Also an avid cyclist, Propernick manages the 81st Avenue Branch Library, a joint public/school facility that has been home to weekly basic bike clinics since 2014. Bike repair services help OPL attract youth who wouldn’t normally come to the library, Propernick says. “We are reaching a group in our community in a new way…that is relevant to them and values them by addressing their needs and interests…. Once they’re here, we can build relationships and offer other services.”

Working with OPL administrators, Propernick and Burnette found grants to pay for tools and parts, including free helmets. Between 20 and 40 youths attend the clinics. More than 500 bikes have been repaired and 1,000 flats fixed, Turbak says. Burnette, who is also president of the Original Scraper Bike Team, a community-oriented group that works with kids 12–18 to repair, decorate, and customize their bicycles, joined the 81st Avenue Branch in December 2014.

Scraper team members are required to attend school, maintain grades, and give back to the cycling world.

In 2016, when the Scraper Bike Team lost its rent-free space, Propernick and Burnette drew on their community connections to set up the Shed, a youth-run bike shop, in a 20-foot-long shipping container behind the Martin Luther King Jr. Branch. Burnette recruits and manages a cadre of Scraper Bike volunteers at both sites.

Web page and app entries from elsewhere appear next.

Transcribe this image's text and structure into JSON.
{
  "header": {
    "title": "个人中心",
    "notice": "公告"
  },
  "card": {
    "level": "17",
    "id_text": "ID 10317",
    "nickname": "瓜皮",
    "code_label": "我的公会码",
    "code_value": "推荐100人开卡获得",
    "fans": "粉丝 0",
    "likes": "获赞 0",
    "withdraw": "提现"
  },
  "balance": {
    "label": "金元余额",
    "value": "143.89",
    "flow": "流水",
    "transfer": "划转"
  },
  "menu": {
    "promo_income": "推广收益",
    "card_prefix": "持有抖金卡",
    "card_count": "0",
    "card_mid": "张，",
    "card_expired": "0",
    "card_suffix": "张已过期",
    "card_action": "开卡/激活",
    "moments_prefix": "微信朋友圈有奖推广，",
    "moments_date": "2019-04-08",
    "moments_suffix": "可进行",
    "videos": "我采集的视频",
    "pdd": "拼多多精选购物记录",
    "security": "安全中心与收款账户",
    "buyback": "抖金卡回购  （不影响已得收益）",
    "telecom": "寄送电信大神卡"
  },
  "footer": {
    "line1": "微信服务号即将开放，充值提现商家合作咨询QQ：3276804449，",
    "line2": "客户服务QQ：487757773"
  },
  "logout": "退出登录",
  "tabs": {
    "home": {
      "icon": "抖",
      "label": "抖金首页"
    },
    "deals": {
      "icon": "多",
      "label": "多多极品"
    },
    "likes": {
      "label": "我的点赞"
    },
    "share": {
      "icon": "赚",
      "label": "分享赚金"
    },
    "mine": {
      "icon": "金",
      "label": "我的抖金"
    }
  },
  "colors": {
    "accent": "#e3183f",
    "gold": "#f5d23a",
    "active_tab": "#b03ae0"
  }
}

“What better job can you have than to be of service to this community?” Burnette says. “You can help these kids and give them an outlet [to] get out of [the] dangerous environment they live in.”


This article was published in Library Journal's March 15, 2017 issue. Subscribe today and save up to 35% off the regular subscription rate.